National Rural Crime Network highlights issues that must not be overlooked
The Network’s letter to Defra says that it must continue to monitor poaching and livestock theft, the increase in fly-tipping, family isolation potentially increasing domestic abuse, and ensuring that the increased use of public rights of way is considerate of land managers who could be self-isolating.
EC extends deadline for submitting direct aid claims by a month to 15th June
Although we expect the UK will do the same our advice remains to submit claims as soon as possible to avoid IT or other issues.
Soils become drier than average in one month
Soils across England were close to saturation at the start of March but by the end of the month they were drier than average for the time of year in all regions. As a comparison, soil moisture deficits were at the long-term average at this time last year.
Countryside Stewardship Scheme now open

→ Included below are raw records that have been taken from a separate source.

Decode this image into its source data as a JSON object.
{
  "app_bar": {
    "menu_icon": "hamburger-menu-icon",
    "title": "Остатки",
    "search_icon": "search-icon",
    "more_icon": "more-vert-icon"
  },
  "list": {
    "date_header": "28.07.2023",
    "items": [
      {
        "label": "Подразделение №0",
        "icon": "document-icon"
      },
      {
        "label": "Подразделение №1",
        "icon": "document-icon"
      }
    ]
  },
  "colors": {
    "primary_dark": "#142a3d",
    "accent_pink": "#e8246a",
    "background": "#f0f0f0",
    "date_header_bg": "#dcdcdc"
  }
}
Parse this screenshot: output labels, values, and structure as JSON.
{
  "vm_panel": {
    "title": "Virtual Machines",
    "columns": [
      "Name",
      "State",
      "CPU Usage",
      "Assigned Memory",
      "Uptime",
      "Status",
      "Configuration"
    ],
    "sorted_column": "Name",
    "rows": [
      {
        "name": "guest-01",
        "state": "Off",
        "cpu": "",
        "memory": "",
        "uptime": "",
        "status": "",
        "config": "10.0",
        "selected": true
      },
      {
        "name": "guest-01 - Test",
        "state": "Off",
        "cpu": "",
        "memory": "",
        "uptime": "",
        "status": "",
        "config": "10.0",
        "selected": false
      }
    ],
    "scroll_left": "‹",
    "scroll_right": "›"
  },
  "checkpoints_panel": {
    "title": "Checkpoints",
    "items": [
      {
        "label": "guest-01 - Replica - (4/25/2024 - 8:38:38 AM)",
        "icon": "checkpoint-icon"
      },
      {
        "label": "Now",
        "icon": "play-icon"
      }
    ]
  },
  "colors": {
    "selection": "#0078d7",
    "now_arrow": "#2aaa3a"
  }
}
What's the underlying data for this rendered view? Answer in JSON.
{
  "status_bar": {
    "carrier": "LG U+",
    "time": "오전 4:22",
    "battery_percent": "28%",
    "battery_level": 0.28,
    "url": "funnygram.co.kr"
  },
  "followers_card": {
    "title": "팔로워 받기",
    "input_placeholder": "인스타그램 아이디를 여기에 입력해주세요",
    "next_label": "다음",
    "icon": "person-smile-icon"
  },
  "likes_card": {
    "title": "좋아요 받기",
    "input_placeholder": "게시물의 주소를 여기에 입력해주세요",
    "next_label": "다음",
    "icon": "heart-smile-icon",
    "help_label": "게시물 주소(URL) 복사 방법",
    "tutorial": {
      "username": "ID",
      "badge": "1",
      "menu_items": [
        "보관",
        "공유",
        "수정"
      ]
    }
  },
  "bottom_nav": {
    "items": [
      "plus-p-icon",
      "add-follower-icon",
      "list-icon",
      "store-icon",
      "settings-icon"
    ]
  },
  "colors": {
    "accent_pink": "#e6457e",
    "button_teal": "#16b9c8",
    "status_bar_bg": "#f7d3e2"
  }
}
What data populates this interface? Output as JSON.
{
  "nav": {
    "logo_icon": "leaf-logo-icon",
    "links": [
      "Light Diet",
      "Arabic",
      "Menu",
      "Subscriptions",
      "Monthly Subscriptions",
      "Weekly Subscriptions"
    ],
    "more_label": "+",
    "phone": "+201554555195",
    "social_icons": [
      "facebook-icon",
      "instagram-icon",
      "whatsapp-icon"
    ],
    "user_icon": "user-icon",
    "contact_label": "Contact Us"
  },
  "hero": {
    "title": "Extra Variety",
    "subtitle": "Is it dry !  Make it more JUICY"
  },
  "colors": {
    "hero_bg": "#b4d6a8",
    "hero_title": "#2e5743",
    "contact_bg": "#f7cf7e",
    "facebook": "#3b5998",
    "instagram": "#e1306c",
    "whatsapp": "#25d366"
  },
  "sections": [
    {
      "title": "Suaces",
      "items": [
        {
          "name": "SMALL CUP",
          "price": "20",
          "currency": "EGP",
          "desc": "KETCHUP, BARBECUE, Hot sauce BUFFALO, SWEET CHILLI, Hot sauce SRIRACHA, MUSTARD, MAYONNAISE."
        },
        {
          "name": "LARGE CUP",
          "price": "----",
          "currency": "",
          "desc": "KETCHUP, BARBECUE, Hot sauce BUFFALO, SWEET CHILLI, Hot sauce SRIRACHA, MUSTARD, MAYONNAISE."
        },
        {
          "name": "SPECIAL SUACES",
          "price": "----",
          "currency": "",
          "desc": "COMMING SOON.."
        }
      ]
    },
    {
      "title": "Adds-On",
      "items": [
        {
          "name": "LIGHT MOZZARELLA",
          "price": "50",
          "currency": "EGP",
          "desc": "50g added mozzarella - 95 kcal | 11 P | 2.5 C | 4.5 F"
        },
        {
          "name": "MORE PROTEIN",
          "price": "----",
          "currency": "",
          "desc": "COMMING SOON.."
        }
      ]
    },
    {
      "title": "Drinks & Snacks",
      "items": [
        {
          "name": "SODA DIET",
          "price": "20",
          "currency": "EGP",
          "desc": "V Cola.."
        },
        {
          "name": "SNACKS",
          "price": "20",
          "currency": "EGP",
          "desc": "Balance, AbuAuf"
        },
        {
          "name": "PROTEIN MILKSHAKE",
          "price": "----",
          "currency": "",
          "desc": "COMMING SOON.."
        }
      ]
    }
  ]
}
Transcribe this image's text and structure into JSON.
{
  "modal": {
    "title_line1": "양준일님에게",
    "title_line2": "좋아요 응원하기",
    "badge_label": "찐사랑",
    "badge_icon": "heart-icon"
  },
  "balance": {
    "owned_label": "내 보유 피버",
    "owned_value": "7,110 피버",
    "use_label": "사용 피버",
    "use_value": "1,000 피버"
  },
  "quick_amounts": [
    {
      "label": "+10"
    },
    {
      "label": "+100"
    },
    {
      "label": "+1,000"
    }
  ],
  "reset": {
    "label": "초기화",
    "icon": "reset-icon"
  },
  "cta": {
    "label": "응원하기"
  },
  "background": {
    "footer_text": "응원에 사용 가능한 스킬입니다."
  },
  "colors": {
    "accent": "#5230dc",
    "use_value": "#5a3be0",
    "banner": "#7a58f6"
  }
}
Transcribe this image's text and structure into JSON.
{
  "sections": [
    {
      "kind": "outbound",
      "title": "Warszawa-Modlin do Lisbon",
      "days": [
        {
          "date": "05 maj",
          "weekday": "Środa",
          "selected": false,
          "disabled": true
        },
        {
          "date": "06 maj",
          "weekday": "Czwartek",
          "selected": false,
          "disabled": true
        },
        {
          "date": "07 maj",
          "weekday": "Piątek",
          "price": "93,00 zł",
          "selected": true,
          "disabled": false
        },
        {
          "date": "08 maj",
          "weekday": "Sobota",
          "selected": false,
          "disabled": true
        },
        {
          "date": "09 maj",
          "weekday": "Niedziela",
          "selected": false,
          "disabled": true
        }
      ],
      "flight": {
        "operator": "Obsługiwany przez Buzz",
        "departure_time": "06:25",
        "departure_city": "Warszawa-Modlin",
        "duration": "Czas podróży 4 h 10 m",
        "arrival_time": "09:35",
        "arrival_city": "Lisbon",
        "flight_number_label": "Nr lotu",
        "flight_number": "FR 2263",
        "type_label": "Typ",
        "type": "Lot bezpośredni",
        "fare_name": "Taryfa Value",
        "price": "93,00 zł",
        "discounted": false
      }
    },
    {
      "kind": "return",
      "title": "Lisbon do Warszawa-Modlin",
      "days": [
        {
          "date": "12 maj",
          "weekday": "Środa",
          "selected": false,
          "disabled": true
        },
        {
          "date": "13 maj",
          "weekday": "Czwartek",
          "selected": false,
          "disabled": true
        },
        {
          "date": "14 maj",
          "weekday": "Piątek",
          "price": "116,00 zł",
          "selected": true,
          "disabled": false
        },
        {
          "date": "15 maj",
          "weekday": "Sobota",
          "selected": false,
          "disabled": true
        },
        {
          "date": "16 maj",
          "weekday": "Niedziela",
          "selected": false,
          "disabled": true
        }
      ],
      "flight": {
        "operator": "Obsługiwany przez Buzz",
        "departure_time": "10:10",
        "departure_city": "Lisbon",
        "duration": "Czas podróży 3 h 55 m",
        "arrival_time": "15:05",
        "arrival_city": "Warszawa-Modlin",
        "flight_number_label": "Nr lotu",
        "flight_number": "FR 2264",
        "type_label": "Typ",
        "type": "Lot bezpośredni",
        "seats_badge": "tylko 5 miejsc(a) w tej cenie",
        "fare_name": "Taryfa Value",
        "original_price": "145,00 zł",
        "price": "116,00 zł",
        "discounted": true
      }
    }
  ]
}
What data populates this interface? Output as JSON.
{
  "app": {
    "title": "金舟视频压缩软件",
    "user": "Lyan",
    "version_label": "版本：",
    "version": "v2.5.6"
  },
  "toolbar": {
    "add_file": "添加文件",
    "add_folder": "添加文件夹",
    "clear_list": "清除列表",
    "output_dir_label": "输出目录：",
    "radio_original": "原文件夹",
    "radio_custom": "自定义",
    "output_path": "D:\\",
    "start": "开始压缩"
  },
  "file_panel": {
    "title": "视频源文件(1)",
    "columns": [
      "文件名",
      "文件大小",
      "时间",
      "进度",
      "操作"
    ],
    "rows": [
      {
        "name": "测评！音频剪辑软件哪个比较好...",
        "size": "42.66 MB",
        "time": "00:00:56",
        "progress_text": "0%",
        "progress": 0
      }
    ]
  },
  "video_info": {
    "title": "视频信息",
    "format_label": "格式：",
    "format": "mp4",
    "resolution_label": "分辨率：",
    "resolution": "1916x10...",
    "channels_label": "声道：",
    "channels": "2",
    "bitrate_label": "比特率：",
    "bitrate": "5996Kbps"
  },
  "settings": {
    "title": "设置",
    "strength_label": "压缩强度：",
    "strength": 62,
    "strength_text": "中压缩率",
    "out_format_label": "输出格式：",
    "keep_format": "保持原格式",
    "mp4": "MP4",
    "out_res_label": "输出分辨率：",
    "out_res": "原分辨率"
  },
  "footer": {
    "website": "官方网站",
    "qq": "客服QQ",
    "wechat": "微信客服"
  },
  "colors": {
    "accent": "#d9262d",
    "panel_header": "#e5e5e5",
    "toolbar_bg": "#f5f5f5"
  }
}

CSS has now opened for applications for agreements with a January 2021 start date. There are some good options including nectar flower mix (AB1), flower-rich margins and plots (AB8), winter bird food (AB9) and two-year sown legume fallow (AB15). When deciding whether to apply, we recommend considering whether the ability to lock into a guaranteed revenue stream for the next five years, as BPS is phased out and before ELMS is fully functional, is valuable. Defra has said that anyone entering CSS will not be penalised if they later wish to enter ELMS. The last date for Mid-Tier applications is 31st July and application packs must be ordered by 31st May.
New UK plant health measures introduced from 21st April
There are more stringent import requirements to protect UK plant health against Xylella (a bacterium which causes disease in a wide range of woody plants including several species of broadleaf trees; the changes affect imports of high-risk hosts including Olive, Almond, Nerium, Oleander, Lavender and Rosemary), Emerald ash borer (a woodboring beetle that feeds on the phloem of ash trees), Plane tree wilt (a fungal pathogen that attacks plane trees by entering through wounds and causes canker stain disease and tree death) and Elms Yellows (disease).
The latest information on property markets
Our teams have been very active gathering information on how most major property markets have been affected by the virus. Reports on many different sectors are available on our website and our Rural Hub.
Read our latest farmland market review – the market is on pause
The ban on non-essential travel as part of the COVID-19 lockdown effectively stops viewings, pressing the ‘pause’ button on the market. Our Estates & Farm Agency team continues to operate, from home, working on deals that were struck before the UK lockdown was implemented on 23rd March and preparing property to market later this year. Sales of farms and estates with a residential element are on hold for now but the intention is they will launch as soon as restrictions have been lifted. Some vendors selling bare land are choosing to go ahead with marketing now with some success. To date, we have seen very few farmland deals fall through, with most buyers still committed to their purchase. Sale prices remain highly variable. A greater proportion of land is selling in the lower price bands and less in the top ones – for both arable and pasture – however, some top prices are still being paid for the right land in the right places.